August 8, 1996
The federal government has claimed $425,800
in "inappropriate and excessive expenditures" of taxpayers'
money by a powerful Metro union's training centre.
But six months after the centre was asked
to repay the money, the government hasn't collected it and won't
say what, if anything, has been done to recover the funds.
The centre is run by Local 183 of the Laborers
Sources say government officials have quietly
told the training centre that Ottawa does not intend to collect
the money as long there is no negative publicity that would embarrass
The money was part of about $1.6 million
in federal grants issued in 1993 to the training centre to pay
for courses to retrain and improve the skills of union members
and unemployed people.
Funding was cut off after The Star reported
that Local 183 employees renovated the home of the federal bureaucrat
who recommended that the training centre receive the grant money.
Criminal charges were laid against the bureaucrat,
Eric Ferguson, and two top union officials.
Ferguson pleaded guilty to accepting a secret
commission and defrauding the government.
Tony Dionisio, Local 183's former president,
and John Colacci, the former training centre administrator, were
acquitted in June on charges of offering a secret commission and

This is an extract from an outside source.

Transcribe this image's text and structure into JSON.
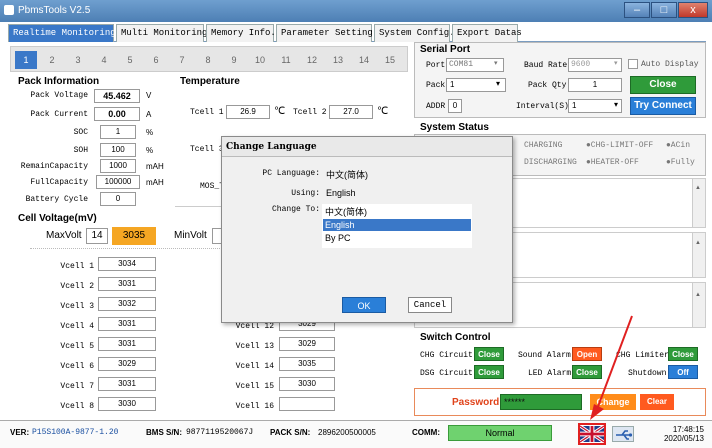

defrauding the government.
After the acquittals, Dionisio was elected
as Local 183's business manager and Colacci was elected as a member
of the union's executive board.
Since his election, Dionisio has fired 15
of Local 183's business agents, who deal with union-management
issues and organize bargaining units.
Five of the seven business agents who ran
against his slate of candidates are among those fired.
In two letters sent Feb. 23 to Cosmo Manella,
administrator of Local 183's training centre, Human Resources
Development Canada says that a forensic audit done by Lindquist
Avey Macdonald Baskerville Inc. found evidence of questionable
Both letters, which were obtained by The
Star, said the auditors found that "the costs incurred by
the (training centre) were not all supportable, and certain internal
charges appeared excessive."
In one example, the government wrote that
the training centre "did not spend $100,509 of computer training
funding for the purpose of carrying out the training."
The same letter went on to request that the
training centre also repay an additional "$164,835 in inappropriate
and excessive expenditures, together with interest."
The second letter says that the training
centre "did not spend $93,681 of upgrading training funding
for the purpose of carrying out the training," and claims
a further $66,775 in "inappropriate and excessive expenditures."
Pamela Mintern, a spokesperson for the human
resources department, denied the government does not intend to
collect the money, saying "discussions are ongoing"
with the training centre.
"We certainly were very serious about
the letter we sent," Mintern said.
"We are seriously following up with
discussion. We have not received an answer from Local 183, but
in the meantime we are taking other action.
"We are not prepared to share with you
what that action is."
Manella said that Local 183 is "in discussions"
with the government over the money and he has asked its internal
auditors to "look through the whole thing.